[Records from a collection]
__________

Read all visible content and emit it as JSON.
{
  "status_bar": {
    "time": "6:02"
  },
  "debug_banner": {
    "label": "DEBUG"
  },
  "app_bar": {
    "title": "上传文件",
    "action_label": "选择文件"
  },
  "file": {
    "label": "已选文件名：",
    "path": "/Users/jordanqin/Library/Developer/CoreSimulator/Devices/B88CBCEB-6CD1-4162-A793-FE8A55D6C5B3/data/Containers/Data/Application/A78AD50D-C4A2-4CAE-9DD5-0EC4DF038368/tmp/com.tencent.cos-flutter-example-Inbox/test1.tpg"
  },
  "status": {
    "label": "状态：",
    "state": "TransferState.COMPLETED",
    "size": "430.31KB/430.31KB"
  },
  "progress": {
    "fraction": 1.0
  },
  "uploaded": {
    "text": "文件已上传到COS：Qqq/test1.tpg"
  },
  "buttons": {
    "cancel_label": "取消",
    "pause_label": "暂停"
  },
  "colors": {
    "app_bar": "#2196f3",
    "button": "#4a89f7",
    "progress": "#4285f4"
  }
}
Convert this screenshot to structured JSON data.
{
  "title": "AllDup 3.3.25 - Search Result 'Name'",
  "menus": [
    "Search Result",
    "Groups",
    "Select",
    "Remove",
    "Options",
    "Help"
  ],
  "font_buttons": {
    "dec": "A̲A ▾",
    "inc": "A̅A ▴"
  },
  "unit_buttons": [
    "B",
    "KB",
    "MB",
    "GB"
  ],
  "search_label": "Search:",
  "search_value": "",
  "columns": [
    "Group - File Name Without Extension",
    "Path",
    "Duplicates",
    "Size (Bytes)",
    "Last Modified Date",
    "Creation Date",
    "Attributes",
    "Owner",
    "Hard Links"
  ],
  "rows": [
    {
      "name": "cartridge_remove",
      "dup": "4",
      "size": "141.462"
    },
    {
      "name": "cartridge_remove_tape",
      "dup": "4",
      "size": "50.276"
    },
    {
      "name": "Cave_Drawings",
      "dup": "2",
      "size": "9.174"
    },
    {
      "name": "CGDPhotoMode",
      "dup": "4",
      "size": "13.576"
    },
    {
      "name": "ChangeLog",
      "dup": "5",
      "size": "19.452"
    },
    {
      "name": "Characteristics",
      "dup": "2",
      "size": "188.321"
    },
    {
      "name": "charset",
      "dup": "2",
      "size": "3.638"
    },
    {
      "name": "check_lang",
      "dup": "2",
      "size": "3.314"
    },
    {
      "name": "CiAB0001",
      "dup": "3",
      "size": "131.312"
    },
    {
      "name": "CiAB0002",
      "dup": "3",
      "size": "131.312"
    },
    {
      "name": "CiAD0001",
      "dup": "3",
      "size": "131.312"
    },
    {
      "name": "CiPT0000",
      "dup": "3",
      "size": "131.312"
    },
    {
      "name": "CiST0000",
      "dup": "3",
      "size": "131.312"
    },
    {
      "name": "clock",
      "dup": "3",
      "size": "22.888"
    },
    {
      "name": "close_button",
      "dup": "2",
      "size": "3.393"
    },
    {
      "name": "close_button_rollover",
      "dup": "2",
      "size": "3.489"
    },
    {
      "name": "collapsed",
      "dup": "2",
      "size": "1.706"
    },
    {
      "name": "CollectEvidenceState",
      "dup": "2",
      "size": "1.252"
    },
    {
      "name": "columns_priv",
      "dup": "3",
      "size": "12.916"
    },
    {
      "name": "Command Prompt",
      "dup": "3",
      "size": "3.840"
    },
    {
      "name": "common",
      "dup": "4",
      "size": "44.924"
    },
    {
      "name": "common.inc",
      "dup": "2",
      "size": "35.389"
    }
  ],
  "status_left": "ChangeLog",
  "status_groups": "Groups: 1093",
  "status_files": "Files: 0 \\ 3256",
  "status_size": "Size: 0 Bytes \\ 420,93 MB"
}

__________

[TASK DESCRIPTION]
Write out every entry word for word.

[RESPONSE BELOW]
Read all visible content and emit it as JSON.
{
  "status_bar": {
    "time": "6:02"
  },
  "debug_banner": {
    "label": "DEBUG"
  },
  "app_bar": {
    "title": "上传文件",
    "action_label": "选择文件"
  },
  "file": {
    "label": "已选文件名：",
    "path": "/Users/jordanqin/Library/Developer/CoreSimulator/Devices/B88CBCEB-6CD1-4162-A793-FE8A55D6C5B3/data/Containers/Data/Application/A78AD50D-C4A2-4CAE-9DD5-0EC4DF038368/tmp/com.tencent.cos-flutter-example-Inbox/test1.tpg"
  },
  "status": {
    "label": "状态：",
    "state": "TransferState.COMPLETED",
    "size": "430.31KB/430.31KB"
  },
  "progress": {
    "fraction": 1.0
  },
  "uploaded": {
    "text": "文件已上传到COS：Qqq/test1.tpg"
  },
  "buttons": {
    "cancel_label": "取消",
    "pause_label": "暂停"
  },
  "colors": {
    "app_bar": "#2196f3",
    "button": "#4a89f7",
    "progress": "#4285f4"
  }
}
Convert this screenshot to structured JSON data.
{
  "title": "AllDup 3.3.25 - Search Result 'Name'",
  "menus": [
    "Search Result",
    "Groups",
    "Select",
    "Remove",
    "Options",
    "Help"
  ],
  "font_buttons": {
    "dec": "A̲A ▾",
    "inc": "A̅A ▴"
  },
  "unit_buttons": [
    "B",
    "KB",
    "MB",
    "GB"
  ],
  "search_label": "Search:",
  "search_value": "",
  "columns": [
    "Group - File Name Without Extension",
    "Path",
    "Duplicates",
    "Size (Bytes)",
    "Last Modified Date",
    "Creation Date",
    "Attributes",
    "Owner",
    "Hard Links"
  ],
  "rows": [
    {
      "name": "cartridge_remove",
      "dup": "4",
      "size": "141.462"
    },
    {
      "name": "cartridge_remove_tape",
      "dup": "4",
      "size": "50.276"
    },
    {
      "name": "Cave_Drawings",
      "dup": "2",
      "size": "9.174"
    },
    {
      "name": "CGDPhotoMode",
      "dup": "4",
      "size": "13.576"
    },
    {
      "name": "ChangeLog",
      "dup": "5",
      "size": "19.452"
    },
    {
      "name": "Characteristics",
      "dup": "2",
      "size": "188.321"
    },
    {
      "name": "charset",
      "dup": "2",
      "size": "3.638"
    },
    {
      "name": "check_lang",
      "dup": "2",
      "size": "3.314"
    },
    {
      "name": "CiAB0001",
      "dup": "3",
      "size": "131.312"
    },
    {
      "name": "CiAB0002",
      "dup": "3",
      "size": "131.312"
    },
    {
      "name": "CiAD0001",
      "dup": "3",
      "size": "131.312"
    },
    {
      "name": "CiPT0000",
      "dup": "3",
      "size": "131.312"
    },
    {
      "name": "CiST0000",
      "dup": "3",
      "size": "131.312"
    },
    {
      "name": "clock",
      "dup": "3",
      "size": "22.888"
    },
    {
      "name": "close_button",
      "dup": "2",
      "size": "3.393"
    },
    {
      "name": "close_button_rollover",
      "dup": "2",
      "size": "3.489"
    },
    {
      "name": "collapsed",
      "dup": "2",
      "size": "1.706"
    },
    {
      "name": "CollectEvidenceState",
      "dup": "2",
      "size": "1.252"
    },
    {
      "name": "columns_priv",
      "dup": "3",
      "size": "12.916"
    },
    {
      "name": "Command Prompt",
      "dup": "3",
      "size": "3.840"
    },
    {
      "name": "common",
      "dup": "4",
      "size": "44.924"
    },
    {
      "name": "common.inc",
      "dup": "2",
      "size": "35.389"
    }
  ],
  "status_left": "ChangeLog",
  "status_groups": "Groups: 1093",
  "status_files": "Files: 0 \\ 3256",
  "status_size": "Size: 0 Bytes \\ 420,93 MB"
}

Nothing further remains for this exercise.